Please set down every line of the records below exactly, without the pictures.

*** Extracted material Section Begins ***

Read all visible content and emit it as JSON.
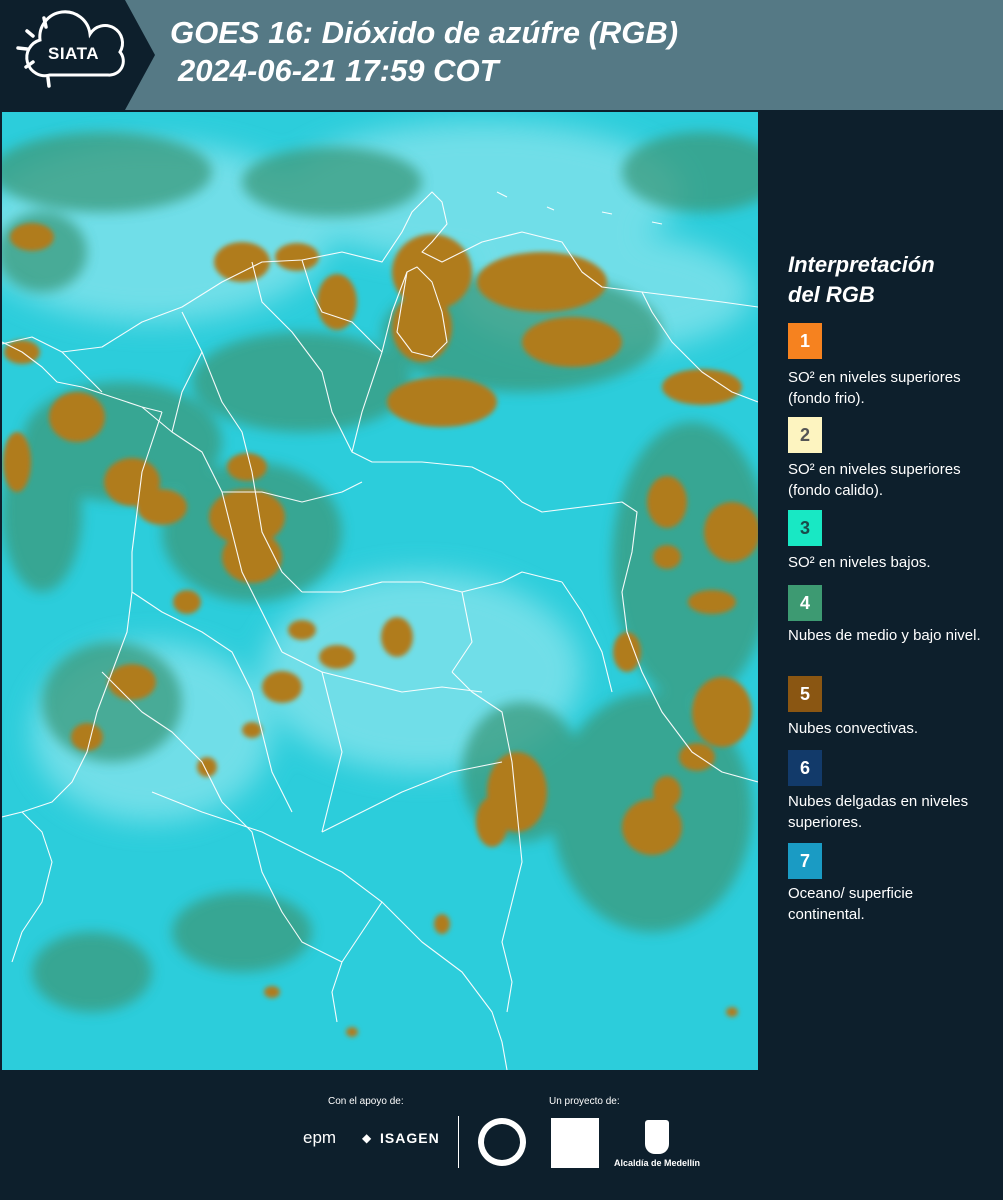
{
  "header": {
    "logo_text": "SIATA",
    "title_line1": "GOES 16: Dióxido de azúfre (RGB)",
    "title_line2": "2024-06-21 17:59 COT"
  },
  "legend": {
    "title_line1": "Interpretación",
    "title_line2": "del RGB",
    "items": [
      {
        "number": "1",
        "color": "#f6821f",
        "text_color": "#ffffff",
        "label": "SO² en niveles superiores (fondo frio)."
      },
      {
        "number": "2",
        "color": "#fdf4c0",
        "text_color": "#555555",
        "label": "SO² en niveles superiores (fondo calido)."
      },
      {
        "number": "3",
        "color": "#18e8c4",
        "text_color": "#1a4b4b",
        "label": "SO² en niveles bajos."
      },
      {
        "number": "4",
        "color": "#3d9a72",
        "text_color": "#ffffff",
        "label": "Nubes de medio y bajo nivel."
      },
      {
        "number": "5",
        "color": "#8a5612",
        "text_color": "#ffffff",
        "label": "Nubes convectivas."
      },
      {
        "number": "6",
        "color": "#123a6a",
        "text_color": "#ffffff",
        "label": "Nubes delgadas en niveles superiores."
      },
      {
        "number": "7",
        "color": "#1a9bc4",
        "text_color": "#ffffff",
        "label": "Oceano/ superficie continental."
      }
    ]
  },
  "footer": {
    "support_caption": "Con el apoyo de:",
    "project_caption": "Un proyecto de:",
    "sponsor_1": "epm",
    "sponsor_2": "ISAGEN",
    "partner_3": "Alcaldía de Medellín"
  },
  "map": {
    "background_color": "#25c8d8",
    "cloud_color": "#b07c1e",
    "border_color": "#ffffff"
  }
}
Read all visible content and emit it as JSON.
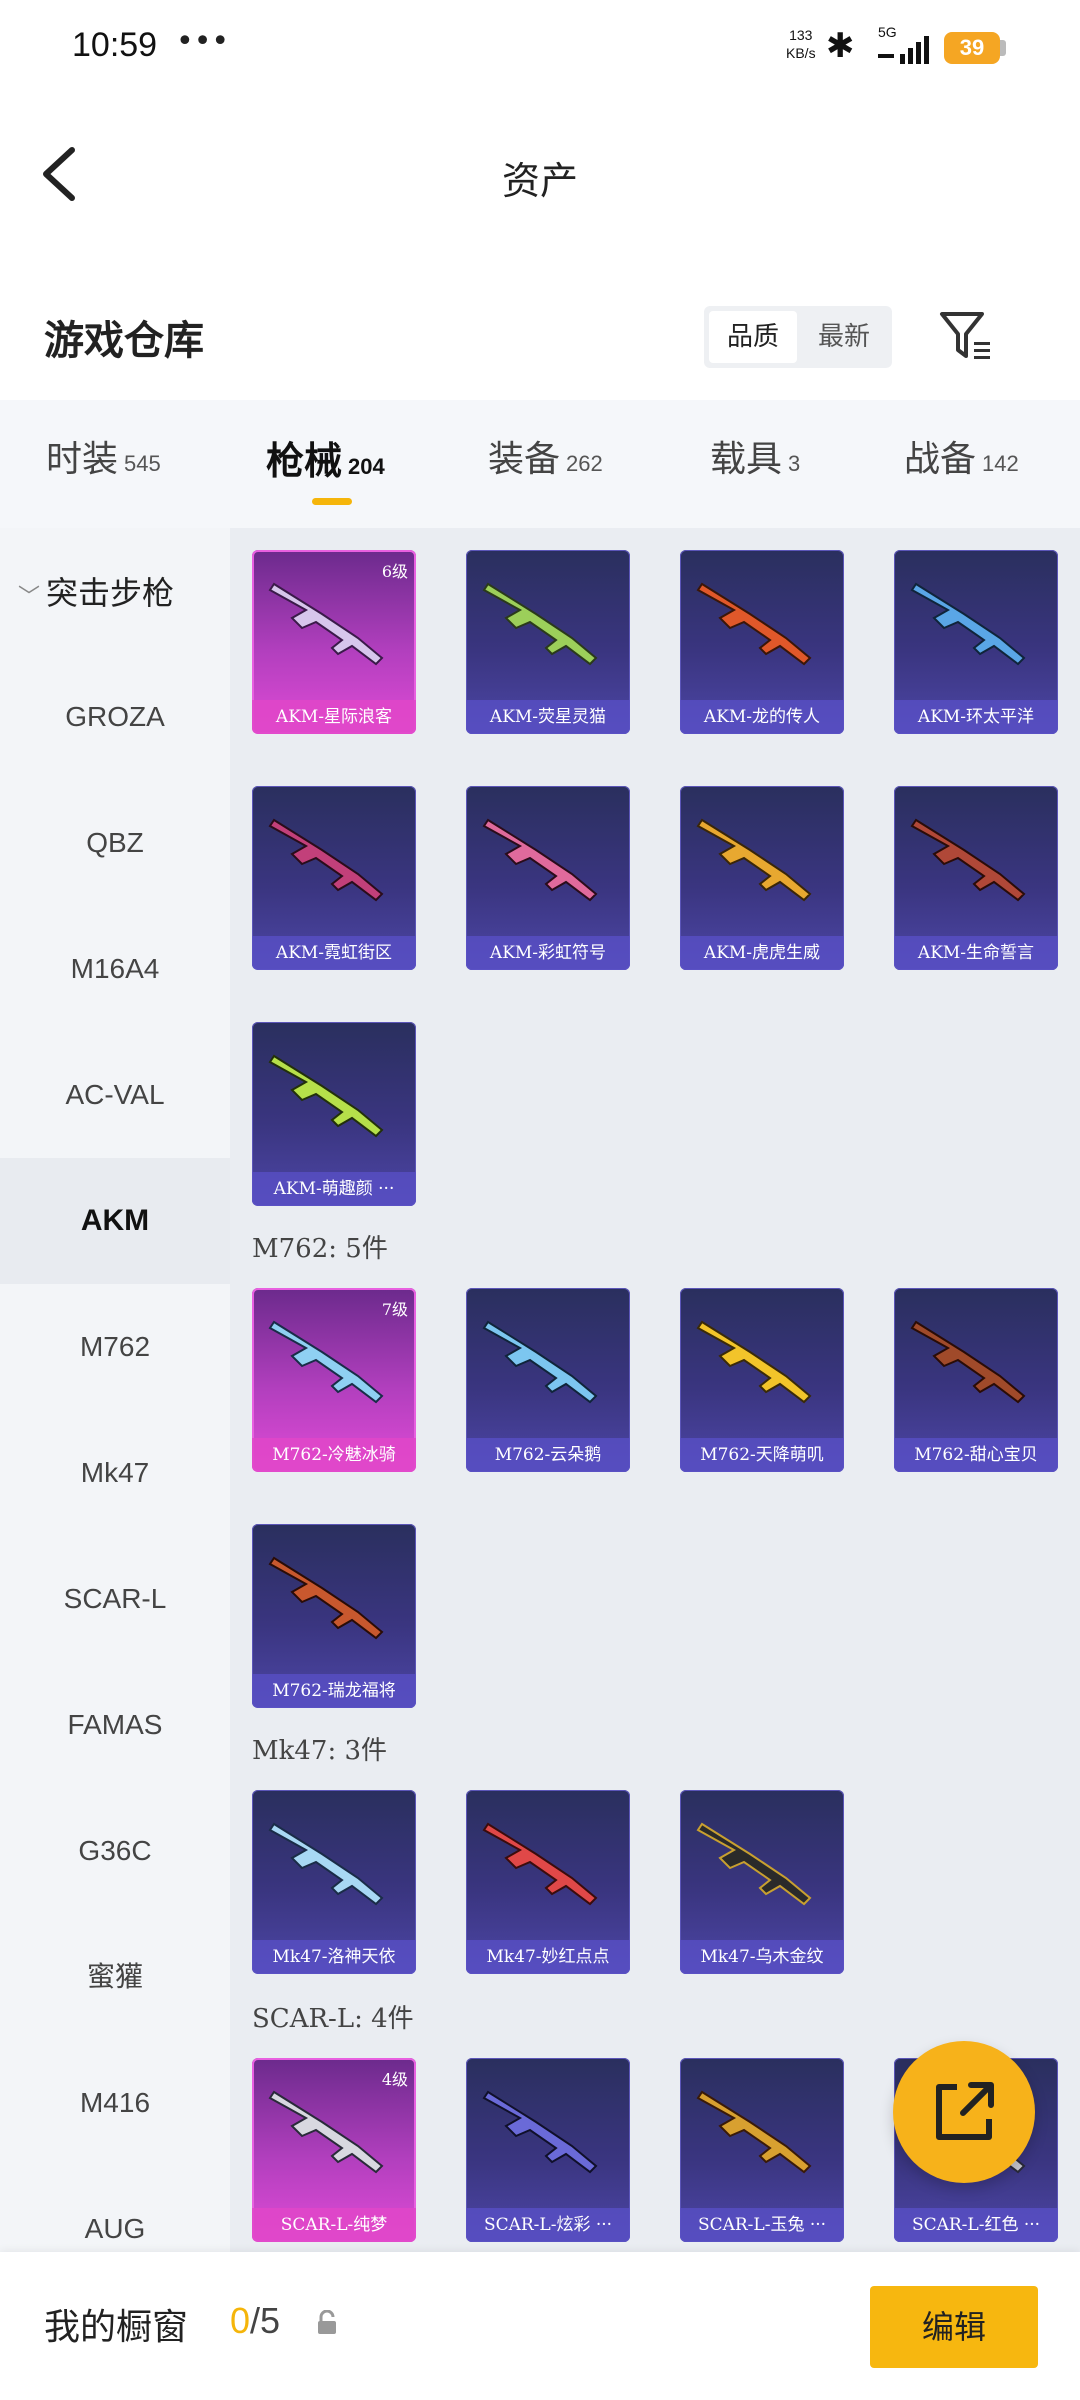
{
  "status": {
    "time": "10:59",
    "dots": "•••",
    "net_speed": "133",
    "net_unit": "KB/s",
    "net_type": "5G",
    "battery": "39",
    "battery_color": "#f5a623"
  },
  "header": {
    "title": "资产"
  },
  "section": {
    "title": "游戏仓库",
    "sort_options": [
      "品质",
      "最新"
    ]
  },
  "tabs": [
    {
      "label": "时装",
      "count": "545"
    },
    {
      "label": "枪械",
      "count": "204"
    },
    {
      "label": "装备",
      "count": "262"
    },
    {
      "label": "载具",
      "count": "3"
    },
    {
      "label": "战备",
      "count": "142"
    }
  ],
  "sidebar": {
    "group": "突击步枪",
    "items": [
      "GROZA",
      "QBZ",
      "M16A4",
      "AC-VAL",
      "AKM",
      "M762",
      "Mk47",
      "SCAR-L",
      "FAMAS",
      "G36C",
      "蜜獾",
      "M416",
      "AUG"
    ]
  },
  "groups": {
    "m762": "M762: 5件",
    "mk47": "Mk47: 3件",
    "scarl": "SCAR-L: 4件"
  },
  "cards": {
    "akm": [
      {
        "name": "AKM-星际浪客",
        "level": "6级"
      },
      {
        "name": "AKM-荧星灵猫"
      },
      {
        "name": "AKM-龙的传人"
      },
      {
        "name": "AKM-环太平洋"
      },
      {
        "name": "AKM-霓虹街区"
      },
      {
        "name": "AKM-彩虹符号"
      },
      {
        "name": "AKM-虎虎生威"
      },
      {
        "name": "AKM-生命誓言"
      },
      {
        "name": "AKM-萌趣颜 ···"
      }
    ],
    "m762": [
      {
        "name": "M762-冷魅冰骑",
        "level": "7级"
      },
      {
        "name": "M762-云朵鹅"
      },
      {
        "name": "M762-天降萌叽"
      },
      {
        "name": "M762-甜心宝贝"
      },
      {
        "name": "M762-瑞龙福将"
      }
    ],
    "mk47": [
      {
        "name": "Mk47-洛神天依"
      },
      {
        "name": "Mk47-妙红点点"
      },
      {
        "name": "Mk47-乌木金纹"
      }
    ],
    "scarl": [
      {
        "name": "SCAR-L-纯梦",
        "level": "4级"
      },
      {
        "name": "SCAR-L-炫彩 ···"
      },
      {
        "name": "SCAR-L-玉兔 ···"
      },
      {
        "name": "SCAR-L-红色 ···"
      }
    ]
  },
  "bottom": {
    "title": "我的橱窗",
    "used": "0",
    "total": "/5",
    "edit_label": "编辑"
  },
  "colors": {
    "accent": "#f5b50a",
    "card_purple": "#3a3580",
    "card_pink": "#b23fbe"
  }
}
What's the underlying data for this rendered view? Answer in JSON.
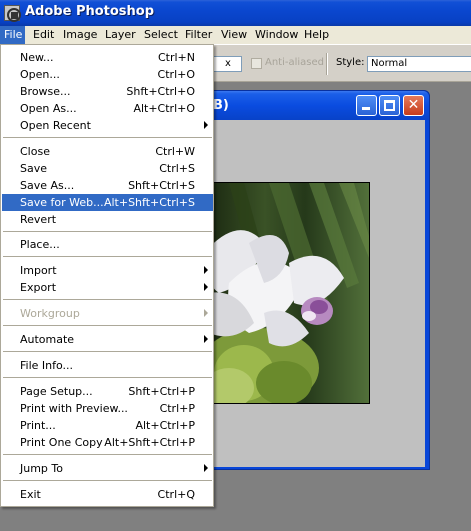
{
  "window": {
    "title": "Adobe Photoshop"
  },
  "menubar": {
    "items": [
      "File",
      "Edit",
      "Image",
      "Layer",
      "Select",
      "Filter",
      "View",
      "Window",
      "Help"
    ],
    "active": "File"
  },
  "options_bar": {
    "partial_field_value": "x",
    "antialiased_label": "Anti-aliased",
    "style_label": "Style:",
    "style_value": "Normal"
  },
  "document": {
    "title_partial": "B)"
  },
  "file_menu": {
    "items": [
      {
        "label": "New...",
        "shortcut": "Ctrl+N"
      },
      {
        "label": "Open...",
        "shortcut": "Ctrl+O"
      },
      {
        "label": "Browse...",
        "shortcut": "Shft+Ctrl+O"
      },
      {
        "label": "Open As...",
        "shortcut": "Alt+Ctrl+O"
      },
      {
        "label": "Open Recent",
        "shortcut": "",
        "submenu": true
      },
      {
        "label": "Close",
        "shortcut": "Ctrl+W"
      },
      {
        "label": "Save",
        "shortcut": "Ctrl+S"
      },
      {
        "label": "Save As...",
        "shortcut": "Shft+Ctrl+S"
      },
      {
        "label": "Save for Web...",
        "shortcut": "Alt+Shft+Ctrl+S",
        "highlighted": true
      },
      {
        "label": "Revert",
        "shortcut": ""
      },
      {
        "label": "Place...",
        "shortcut": ""
      },
      {
        "label": "Import",
        "shortcut": "",
        "submenu": true
      },
      {
        "label": "Export",
        "shortcut": "",
        "submenu": true
      },
      {
        "label": "Workgroup",
        "shortcut": "",
        "submenu": true,
        "disabled": true
      },
      {
        "label": "Automate",
        "shortcut": "",
        "submenu": true
      },
      {
        "label": "File Info...",
        "shortcut": ""
      },
      {
        "label": "Page Setup...",
        "shortcut": "Shft+Ctrl+P"
      },
      {
        "label": "Print with Preview...",
        "shortcut": "Ctrl+P"
      },
      {
        "label": "Print...",
        "shortcut": "Alt+Ctrl+P"
      },
      {
        "label": "Print One Copy",
        "shortcut": "Alt+Shft+Ctrl+P"
      },
      {
        "label": "Jump To",
        "shortcut": "",
        "submenu": true
      },
      {
        "label": "Exit",
        "shortcut": "Ctrl+Q"
      }
    ]
  },
  "colors": {
    "titlebar": "#0a47cf",
    "menubar": "#ece9d8",
    "highlight": "#316ac5",
    "workspace": "#808080"
  }
}
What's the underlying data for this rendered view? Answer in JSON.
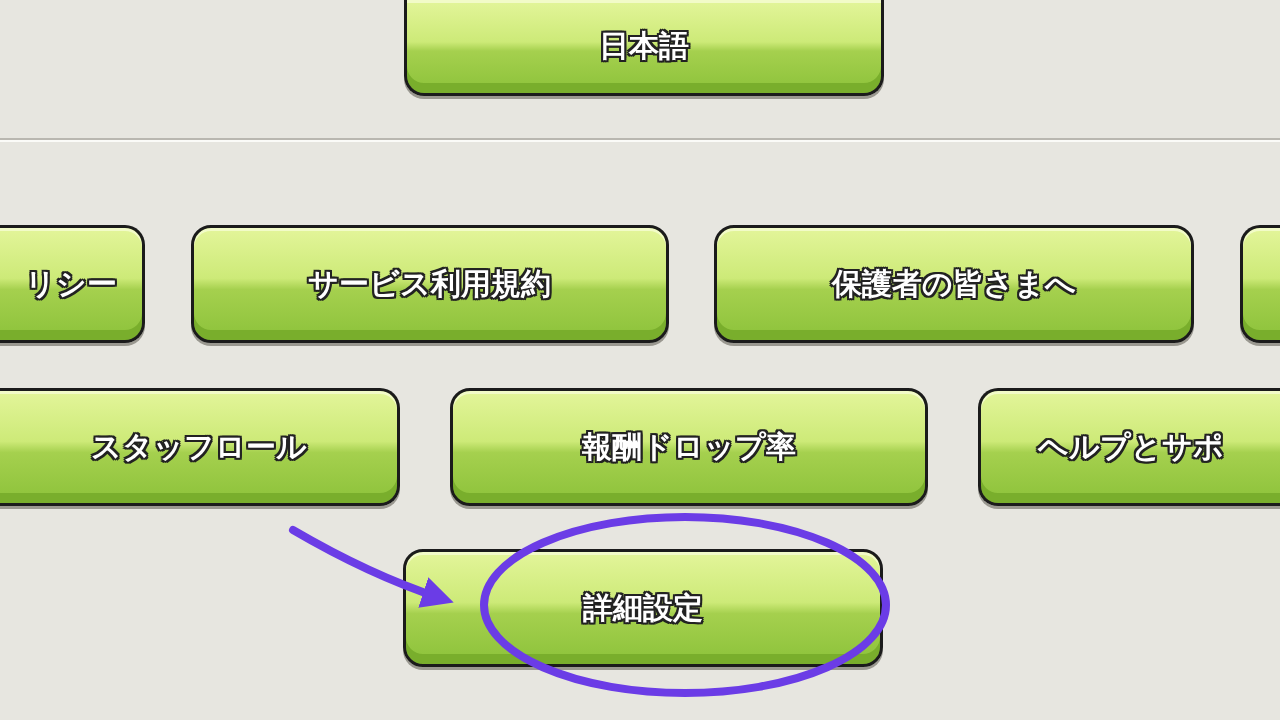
{
  "language_button": {
    "label": "日本語",
    "kind": "top_cut"
  },
  "rows": [
    {
      "buttons": [
        {
          "label": "リシー",
          "kind": "left_cut"
        },
        {
          "label": "サービス利用規約",
          "kind": "whole"
        },
        {
          "label": "保護者の皆さまへ",
          "kind": "whole"
        },
        {
          "kind": "right_cut"
        }
      ]
    },
    {
      "buttons": [
        {
          "label": "スタッフロール",
          "kind": "left_cut"
        },
        {
          "label": "報酬ドロップ率",
          "kind": "whole"
        },
        {
          "label": "ヘルプとサポ",
          "kind": "right_cut"
        }
      ]
    },
    {
      "buttons": [
        {
          "label": "詳細設定",
          "kind": "whole"
        }
      ]
    }
  ]
}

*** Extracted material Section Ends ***

Response for this exercise
Read all visible content and emit it as JSON.
{
  "header": {
    "logo_text": "SIATA",
    "title_line1": "GOES 16: Dióxido de azúfre (RGB)",
    "title_line2": "2024-06-21 17:59 COT"
  },
  "legend": {
    "title_line1": "Interpretación",
    "title_line2": "del RGB",
    "items": [
      {
        "number": "1",
        "color": "#f6821f",
        "text_color": "#ffffff",
        "label": "SO² en niveles superiores (fondo frio)."
      },
      {
        "number": "2",
        "color": "#fdf4c0",
        "text_color": "#555555",
        "label": "SO² en niveles superiores (fondo calido)."
      },
      {
        "number": "3",
        "color": "#18e8c4",
        "text_color": "#1a4b4b",
        "label": "SO² en niveles bajos."
      },
      {
        "number": "4",
        "color": "#3d9a72",
        "text_color": "#ffffff",
        "label": "Nubes de medio y bajo nivel."
      },
      {
        "number": "5",
        "color": "#8a5612",
        "text_color": "#ffffff",
        "label": "Nubes convectivas."
      },
      {
        "number": "6",
        "color": "#123a6a",
        "text_color": "#ffffff",
        "label": "Nubes delgadas en niveles superiores."
      },
      {
        "number": "7",
        "color": "#1a9bc4",
        "text_color": "#ffffff",
        "label": "Oceano/ superficie continental."
      }
    ]
  },
  "footer": {
    "support_caption": "Con el apoyo de:",
    "project_caption": "Un proyecto de:",
    "sponsor_1": "epm",
    "sponsor_2": "ISAGEN",
    "partner_3": "Alcaldía de Medellín"
  },
  "map": {
    "background_color": "#25c8d8",
    "cloud_color": "#b07c1e",
    "border_color": "#ffffff"
  }
}
Read all visible content and emit it as JSON.
{
  "status": {
    "time": "10:59",
    "dots": "•••",
    "net_speed": "133",
    "net_unit": "KB/s",
    "net_type": "5G",
    "battery": "39",
    "battery_color": "#f5a623"
  },
  "header": {
    "title": "资产"
  },
  "section": {
    "title": "游戏仓库",
    "sort_options": [
      "品质",
      "最新"
    ]
  },
  "tabs": [
    {
      "label": "时装",
      "count": "545"
    },
    {
      "label": "枪械",
      "count": "204"
    },
    {
      "label": "装备",
      "count": "262"
    },
    {
      "label": "载具",
      "count": "3"
    },
    {
      "label": "战备",
      "count": "142"
    }
  ],
  "sidebar": {
    "group": "突击步枪",
    "items": [
      "GROZA",
      "QBZ",
      "M16A4",
      "AC-VAL",
      "AKM",
      "M762",
      "Mk47",
      "SCAR-L",
      "FAMAS",
      "G36C",
      "蜜獾",
      "M416",
      "AUG"
    ]
  },
  "groups": {
    "m762": "M762: 5件",
    "mk47": "Mk47: 3件",
    "scarl": "SCAR-L: 4件"
  },
  "cards": {
    "akm": [
      {
        "name": "AKM-星际浪客",
        "level": "6级"
      },
      {
        "name": "AKM-荧星灵猫"
      },
      {
        "name": "AKM-龙的传人"
      },
      {
        "name": "AKM-环太平洋"
      },
      {
        "name": "AKM-霓虹街区"
      },
      {
        "name": "AKM-彩虹符号"
      },
      {
        "name": "AKM-虎虎生威"
      },
      {
        "name": "AKM-生命誓言"
      },
      {
        "name": "AKM-萌趣颜 ···"
      }
    ],
    "m762": [
      {
        "name": "M762-冷魅冰骑",
        "level": "7级"
      },
      {
        "name": "M762-云朵鹅"
      },
      {
        "name": "M762-天降萌叽"
      },
      {
        "name": "M762-甜心宝贝"
      },
      {
        "name": "M762-瑞龙福将"
      }
    ],
    "mk47": [
      {
        "name": "Mk47-洛神天依"
      },
      {
        "name": "Mk47-妙红点点"
      },
      {
        "name": "Mk47-乌木金纹"
      }
    ],
    "scarl": [
      {
        "name": "SCAR-L-纯梦",
        "level": "4级"
      },
      {
        "name": "SCAR-L-炫彩 ···"
      },
      {
        "name": "SCAR-L-玉兔 ···"
      },
      {
        "name": "SCAR-L-红色 ···"
      }
    ]
  },
  "bottom": {
    "title": "我的橱窗",
    "used": "0",
    "total": "/5",
    "edit_label": "编辑"
  },
  "colors": {
    "accent": "#f5b50a",
    "card_purple": "#3a3580",
    "card_pink": "#b23fbe"
  }
}
What's the underlying data for this rendered view? Answer in JSON.
{
  "window": {
    "title": "Adobe Photoshop"
  },
  "menubar": {
    "items": [
      "File",
      "Edit",
      "Image",
      "Layer",
      "Select",
      "Filter",
      "View",
      "Window",
      "Help"
    ],
    "active": "File"
  },
  "options_bar": {
    "partial_field_value": "x",
    "antialiased_label": "Anti-aliased",
    "style_label": "Style:",
    "style_value": "Normal"
  },
  "document": {
    "title_partial": "B)"
  },
  "file_menu": {
    "items": [
      {
        "label": "New...",
        "shortcut": "Ctrl+N"
      },
      {
        "label": "Open...",
        "shortcut": "Ctrl+O"
      },
      {
        "label": "Browse...",
        "shortcut": "Shft+Ctrl+O"
      },
      {
        "label": "Open As...",
        "shortcut": "Alt+Ctrl+O"
      },
      {
        "label": "Open Recent",
        "shortcut": "",
        "submenu": true
      },
      {
        "label": "Close",
        "shortcut": "Ctrl+W"
      },
      {
        "label": "Save",
        "shortcut": "Ctrl+S"
      },
      {
        "label": "Save As...",
        "shortcut": "Shft+Ctrl+S"
      },
      {
        "label": "Save for Web...",
        "shortcut": "Alt+Shft+Ctrl+S",
        "highlighted": true
      },
      {
        "label": "Revert",
        "shortcut": ""
      },
      {
        "label": "Place...",
        "shortcut": ""
      },
      {
        "label": "Import",
        "shortcut": "",
        "submenu": true
      },
      {
        "label": "Export",
        "shortcut": "",
        "submenu": true
      },
      {
        "label": "Workgroup",
        "shortcut": "",
        "submenu": true,
        "disabled": true
      },
      {
        "label": "Automate",
        "shortcut": "",
        "submenu": true
      },
      {
        "label": "File Info...",
        "shortcut": ""
      },
      {
        "label": "Page Setup...",
        "shortcut": "Shft+Ctrl+P"
      },
      {
        "label": "Print with Preview...",
        "shortcut": "Ctrl+P"
      },
      {
        "label": "Print...",
        "shortcut": "Alt+Ctrl+P"
      },
      {
        "label": "Print One Copy",
        "shortcut": "Alt+Shft+Ctrl+P"
      },
      {
        "label": "Jump To",
        "shortcut": "",
        "submenu": true
      },
      {
        "label": "Exit",
        "shortcut": "Ctrl+Q"
      }
    ]
  },
  "colors": {
    "titlebar": "#0a47cf",
    "menubar": "#ece9d8",
    "highlight": "#316ac5",
    "workspace": "#808080"
  }
}
What's the underlying data for this rendered view? Answer in JSON.
{
  "language_button": {
    "label": "日本語",
    "kind": "top_cut"
  },
  "rows": [
    {
      "buttons": [
        {
          "label": "リシー",
          "kind": "left_cut"
        },
        {
          "label": "サービス利用規約",
          "kind": "whole"
        },
        {
          "label": "保護者の皆さまへ",
          "kind": "whole"
        },
        {
          "kind": "right_cut"
        }
      ]
    },
    {
      "buttons": [
        {
          "label": "スタッフロール",
          "kind": "left_cut"
        },
        {
          "label": "報酬ドロップ率",
          "kind": "whole"
        },
        {
          "label": "ヘルプとサポ",
          "kind": "right_cut"
        }
      ]
    },
    {
      "buttons": [
        {
          "label": "詳細設定",
          "kind": "whole"
        }
      ]
    }
  ]
}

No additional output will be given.